Your assignment. Character for character, give back every line below.

Records provided.
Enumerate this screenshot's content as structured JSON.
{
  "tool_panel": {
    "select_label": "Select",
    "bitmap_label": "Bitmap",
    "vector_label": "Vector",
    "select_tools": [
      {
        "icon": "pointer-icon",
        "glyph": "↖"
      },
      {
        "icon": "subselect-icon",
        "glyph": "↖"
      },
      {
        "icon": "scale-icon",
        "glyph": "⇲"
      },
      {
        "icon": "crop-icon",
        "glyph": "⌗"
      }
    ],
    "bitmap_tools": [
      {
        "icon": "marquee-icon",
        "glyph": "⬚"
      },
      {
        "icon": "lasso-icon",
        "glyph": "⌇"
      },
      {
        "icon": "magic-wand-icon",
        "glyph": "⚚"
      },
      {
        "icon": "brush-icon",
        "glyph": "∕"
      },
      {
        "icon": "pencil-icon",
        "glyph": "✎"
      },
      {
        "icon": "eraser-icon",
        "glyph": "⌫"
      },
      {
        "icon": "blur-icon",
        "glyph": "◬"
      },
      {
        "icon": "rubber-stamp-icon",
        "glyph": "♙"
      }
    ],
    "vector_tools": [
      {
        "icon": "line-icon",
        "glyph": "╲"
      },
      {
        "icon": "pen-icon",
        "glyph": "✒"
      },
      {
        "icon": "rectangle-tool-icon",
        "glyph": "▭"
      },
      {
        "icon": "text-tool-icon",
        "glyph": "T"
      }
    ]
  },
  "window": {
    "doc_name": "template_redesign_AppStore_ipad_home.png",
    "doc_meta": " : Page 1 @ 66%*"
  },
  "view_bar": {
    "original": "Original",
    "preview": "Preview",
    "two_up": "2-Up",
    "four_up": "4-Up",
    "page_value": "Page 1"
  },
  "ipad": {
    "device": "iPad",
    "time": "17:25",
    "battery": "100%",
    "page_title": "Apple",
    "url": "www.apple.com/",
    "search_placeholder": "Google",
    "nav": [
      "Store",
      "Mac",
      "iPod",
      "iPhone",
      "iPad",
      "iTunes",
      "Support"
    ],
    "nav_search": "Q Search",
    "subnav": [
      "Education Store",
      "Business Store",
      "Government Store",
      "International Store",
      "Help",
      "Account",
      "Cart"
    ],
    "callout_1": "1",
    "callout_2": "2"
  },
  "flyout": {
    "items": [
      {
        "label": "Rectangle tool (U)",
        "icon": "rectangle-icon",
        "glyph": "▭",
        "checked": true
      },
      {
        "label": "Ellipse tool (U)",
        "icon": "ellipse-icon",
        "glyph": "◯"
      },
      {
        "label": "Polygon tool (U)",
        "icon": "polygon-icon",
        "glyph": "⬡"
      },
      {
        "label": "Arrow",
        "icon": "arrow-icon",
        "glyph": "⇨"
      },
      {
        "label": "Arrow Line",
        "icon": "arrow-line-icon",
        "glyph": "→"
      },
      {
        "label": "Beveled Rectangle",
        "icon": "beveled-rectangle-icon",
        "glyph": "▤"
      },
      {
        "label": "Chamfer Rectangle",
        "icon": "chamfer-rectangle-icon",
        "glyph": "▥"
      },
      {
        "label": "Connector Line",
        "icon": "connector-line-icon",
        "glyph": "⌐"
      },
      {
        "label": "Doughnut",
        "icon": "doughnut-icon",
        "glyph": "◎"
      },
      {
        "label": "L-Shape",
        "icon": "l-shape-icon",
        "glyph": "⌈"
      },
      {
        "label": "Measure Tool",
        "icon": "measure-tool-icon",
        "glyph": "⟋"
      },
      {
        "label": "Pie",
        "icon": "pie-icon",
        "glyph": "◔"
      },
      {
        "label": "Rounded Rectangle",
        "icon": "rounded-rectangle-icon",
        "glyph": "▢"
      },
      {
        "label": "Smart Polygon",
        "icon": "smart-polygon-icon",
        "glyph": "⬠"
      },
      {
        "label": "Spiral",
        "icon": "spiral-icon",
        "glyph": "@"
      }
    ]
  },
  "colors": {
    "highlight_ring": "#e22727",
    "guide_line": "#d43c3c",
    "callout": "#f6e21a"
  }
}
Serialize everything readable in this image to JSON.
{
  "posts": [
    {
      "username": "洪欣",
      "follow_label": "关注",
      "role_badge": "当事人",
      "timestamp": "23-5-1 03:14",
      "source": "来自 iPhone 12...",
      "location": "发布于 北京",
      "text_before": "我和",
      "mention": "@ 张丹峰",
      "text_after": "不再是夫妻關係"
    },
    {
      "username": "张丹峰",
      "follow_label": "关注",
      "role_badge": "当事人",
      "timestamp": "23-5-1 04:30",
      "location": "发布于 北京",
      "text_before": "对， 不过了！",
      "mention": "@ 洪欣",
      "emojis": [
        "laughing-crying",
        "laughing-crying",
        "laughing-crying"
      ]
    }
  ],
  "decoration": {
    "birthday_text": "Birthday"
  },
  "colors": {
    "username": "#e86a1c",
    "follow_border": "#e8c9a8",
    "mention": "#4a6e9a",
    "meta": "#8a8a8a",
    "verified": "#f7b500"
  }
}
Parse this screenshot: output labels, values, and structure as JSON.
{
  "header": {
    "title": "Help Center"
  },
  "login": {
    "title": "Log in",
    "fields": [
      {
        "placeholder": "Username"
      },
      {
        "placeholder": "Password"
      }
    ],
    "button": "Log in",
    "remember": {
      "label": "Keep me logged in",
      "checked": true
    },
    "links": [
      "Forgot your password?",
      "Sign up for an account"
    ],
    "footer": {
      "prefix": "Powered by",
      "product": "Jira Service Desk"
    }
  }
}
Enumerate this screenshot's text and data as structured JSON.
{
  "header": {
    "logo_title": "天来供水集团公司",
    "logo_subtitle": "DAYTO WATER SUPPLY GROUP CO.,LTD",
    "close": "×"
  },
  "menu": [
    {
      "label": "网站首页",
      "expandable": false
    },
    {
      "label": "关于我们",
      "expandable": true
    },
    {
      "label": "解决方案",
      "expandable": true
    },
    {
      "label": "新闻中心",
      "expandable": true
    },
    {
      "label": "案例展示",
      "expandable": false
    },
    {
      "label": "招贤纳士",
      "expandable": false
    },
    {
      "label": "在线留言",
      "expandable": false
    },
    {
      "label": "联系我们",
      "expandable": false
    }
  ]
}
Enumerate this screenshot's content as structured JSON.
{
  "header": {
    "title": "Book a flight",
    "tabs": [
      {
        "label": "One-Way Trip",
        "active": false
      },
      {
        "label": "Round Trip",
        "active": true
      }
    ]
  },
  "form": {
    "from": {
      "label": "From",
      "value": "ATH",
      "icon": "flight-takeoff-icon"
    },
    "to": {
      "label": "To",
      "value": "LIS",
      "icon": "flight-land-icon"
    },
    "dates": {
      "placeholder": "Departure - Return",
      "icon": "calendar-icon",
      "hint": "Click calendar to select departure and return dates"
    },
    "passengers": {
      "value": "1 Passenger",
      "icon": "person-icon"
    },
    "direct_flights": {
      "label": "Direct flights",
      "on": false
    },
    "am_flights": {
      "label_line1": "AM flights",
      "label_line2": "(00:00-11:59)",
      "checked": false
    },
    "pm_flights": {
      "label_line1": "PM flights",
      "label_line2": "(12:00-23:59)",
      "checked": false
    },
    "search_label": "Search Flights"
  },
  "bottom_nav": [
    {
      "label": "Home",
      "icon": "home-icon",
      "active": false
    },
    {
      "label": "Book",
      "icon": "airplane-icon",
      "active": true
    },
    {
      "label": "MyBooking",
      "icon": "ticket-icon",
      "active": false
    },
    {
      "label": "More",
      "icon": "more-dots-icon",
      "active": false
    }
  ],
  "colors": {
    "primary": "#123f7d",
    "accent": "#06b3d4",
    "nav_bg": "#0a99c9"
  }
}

Solved problem.
Enumerate this screenshot's content as structured JSON.
{
  "tool_panel": {
    "select_label": "Select",
    "bitmap_label": "Bitmap",
    "vector_label": "Vector",
    "select_tools": [
      {
        "icon": "pointer-icon",
        "glyph": "↖"
      },
      {
        "icon": "subselect-icon",
        "glyph": "↖"
      },
      {
        "icon": "scale-icon",
        "glyph": "⇲"
      },
      {
        "icon": "crop-icon",
        "glyph": "⌗"
      }
    ],
    "bitmap_tools": [
      {
        "icon": "marquee-icon",
        "glyph": "⬚"
      },
      {
        "icon": "lasso-icon",
        "glyph": "⌇"
      },
      {
        "icon": "magic-wand-icon",
        "glyph": "⚚"
      },
      {
        "icon": "brush-icon",
        "glyph": "∕"
      },
      {
        "icon": "pencil-icon",
        "glyph": "✎"
      },
      {
        "icon": "eraser-icon",
        "glyph": "⌫"
      },
      {
        "icon": "blur-icon",
        "glyph": "◬"
      },
      {
        "icon": "rubber-stamp-icon",
        "glyph": "♙"
      }
    ],
    "vector_tools": [
      {
        "icon": "line-icon",
        "glyph": "╲"
      },
      {
        "icon": "pen-icon",
        "glyph": "✒"
      },
      {
        "icon": "rectangle-tool-icon",
        "glyph": "▭"
      },
      {
        "icon": "text-tool-icon",
        "glyph": "T"
      }
    ]
  },
  "window": {
    "doc_name": "template_redesign_AppStore_ipad_home.png",
    "doc_meta": " : Page 1 @ 66%*"
  },
  "view_bar": {
    "original": "Original",
    "preview": "Preview",
    "two_up": "2-Up",
    "four_up": "4-Up",
    "page_value": "Page 1"
  },
  "ipad": {
    "device": "iPad",
    "time": "17:25",
    "battery": "100%",
    "page_title": "Apple",
    "url": "www.apple.com/",
    "search_placeholder": "Google",
    "nav": [
      "Store",
      "Mac",
      "iPod",
      "iPhone",
      "iPad",
      "iTunes",
      "Support"
    ],
    "nav_search": "Q Search",
    "subnav": [
      "Education Store",
      "Business Store",
      "Government Store",
      "International Store",
      "Help",
      "Account",
      "Cart"
    ],
    "callout_1": "1",
    "callout_2": "2"
  },
  "flyout": {
    "items": [
      {
        "label": "Rectangle tool (U)",
        "icon": "rectangle-icon",
        "glyph": "▭",
        "checked": true
      },
      {
        "label": "Ellipse tool (U)",
        "icon": "ellipse-icon",
        "glyph": "◯"
      },
      {
        "label": "Polygon tool (U)",
        "icon": "polygon-icon",
        "glyph": "⬡"
      },
      {
        "label": "Arrow",
        "icon": "arrow-icon",
        "glyph": "⇨"
      },
      {
        "label": "Arrow Line",
        "icon": "arrow-line-icon",
        "glyph": "→"
      },
      {
        "label": "Beveled Rectangle",
        "icon": "beveled-rectangle-icon",
        "glyph": "▤"
      },
      {
        "label": "Chamfer Rectangle",
        "icon": "chamfer-rectangle-icon",
        "glyph": "▥"
      },
      {
        "label": "Connector Line",
        "icon": "connector-line-icon",
        "glyph": "⌐"
      },
      {
        "label": "Doughnut",
        "icon": "doughnut-icon",
        "glyph": "◎"
      },
      {
        "label": "L-Shape",
        "icon": "l-shape-icon",
        "glyph": "⌈"
      },
      {
        "label": "Measure Tool",
        "icon": "measure-tool-icon",
        "glyph": "⟋"
      },
      {
        "label": "Pie",
        "icon": "pie-icon",
        "glyph": "◔"
      },
      {
        "label": "Rounded Rectangle",
        "icon": "rounded-rectangle-icon",
        "glyph": "▢"
      },
      {
        "label": "Smart Polygon",
        "icon": "smart-polygon-icon",
        "glyph": "⬠"
      },
      {
        "label": "Spiral",
        "icon": "spiral-icon",
        "glyph": "@"
      }
    ]
  },
  "colors": {
    "highlight_ring": "#e22727",
    "guide_line": "#d43c3c",
    "callout": "#f6e21a"
  }
}
Serialize everything readable in this image to JSON.
{
  "posts": [
    {
      "username": "洪欣",
      "follow_label": "关注",
      "role_badge": "当事人",
      "timestamp": "23-5-1 03:14",
      "source": "来自 iPhone 12...",
      "location": "发布于 北京",
      "text_before": "我和",
      "mention": "@ 张丹峰",
      "text_after": "不再是夫妻關係"
    },
    {
      "username": "张丹峰",
      "follow_label": "关注",
      "role_badge": "当事人",
      "timestamp": "23-5-1 04:30",
      "location": "发布于 北京",
      "text_before": "对， 不过了！",
      "mention": "@ 洪欣",
      "emojis": [
        "laughing-crying",
        "laughing-crying",
        "laughing-crying"
      ]
    }
  ],
  "decoration": {
    "birthday_text": "Birthday"
  },
  "colors": {
    "username": "#e86a1c",
    "follow_border": "#e8c9a8",
    "mention": "#4a6e9a",
    "meta": "#8a8a8a",
    "verified": "#f7b500"
  }
}
Parse this screenshot: output labels, values, and structure as JSON.
{
  "header": {
    "title": "Help Center"
  },
  "login": {
    "title": "Log in",
    "fields": [
      {
        "placeholder": "Username"
      },
      {
        "placeholder": "Password"
      }
    ],
    "button": "Log in",
    "remember": {
      "label": "Keep me logged in",
      "checked": true
    },
    "links": [
      "Forgot your password?",
      "Sign up for an account"
    ],
    "footer": {
      "prefix": "Powered by",
      "product": "Jira Service Desk"
    }
  }
}
Enumerate this screenshot's text and data as structured JSON.
{
  "header": {
    "logo_title": "天来供水集团公司",
    "logo_subtitle": "DAYTO WATER SUPPLY GROUP CO.,LTD",
    "close": "×"
  },
  "menu": [
    {
      "label": "网站首页",
      "expandable": false
    },
    {
      "label": "关于我们",
      "expandable": true
    },
    {
      "label": "解决方案",
      "expandable": true
    },
    {
      "label": "新闻中心",
      "expandable": true
    },
    {
      "label": "案例展示",
      "expandable": false
    },
    {
      "label": "招贤纳士",
      "expandable": false
    },
    {
      "label": "在线留言",
      "expandable": false
    },
    {
      "label": "联系我们",
      "expandable": false
    }
  ]
}
Enumerate this screenshot's content as structured JSON.
{
  "header": {
    "title": "Book a flight",
    "tabs": [
      {
        "label": "One-Way Trip",
        "active": false
      },
      {
        "label": "Round Trip",
        "active": true
      }
    ]
  },
  "form": {
    "from": {
      "label": "From",
      "value": "ATH",
      "icon": "flight-takeoff-icon"
    },
    "to": {
      "label": "To",
      "value": "LIS",
      "icon": "flight-land-icon"
    },
    "dates": {
      "placeholder": "Departure - Return",
      "icon": "calendar-icon",
      "hint": "Click calendar to select departure and return dates"
    },
    "passengers": {
      "value": "1 Passenger",
      "icon": "person-icon"
    },
    "direct_flights": {
      "label": "Direct flights",
      "on": false
    },
    "am_flights": {
      "label_line1": "AM flights",
      "label_line2": "(00:00-11:59)",
      "checked": false
    },
    "pm_flights": {
      "label_line1": "PM flights",
      "label_line2": "(12:00-23:59)",
      "checked": false
    },
    "search_label": "Search Flights"
  },
  "bottom_nav": [
    {
      "label": "Home",
      "icon": "home-icon",
      "active": false
    },
    {
      "label": "Book",
      "icon": "airplane-icon",
      "active": true
    },
    {
      "label": "MyBooking",
      "icon": "ticket-icon",
      "active": false
    },
    {
      "label": "More",
      "icon": "more-dots-icon",
      "active": false
    }
  ],
  "colors": {
    "primary": "#123f7d",
    "accent": "#06b3d4",
    "nav_bg": "#0a99c9"
  }
}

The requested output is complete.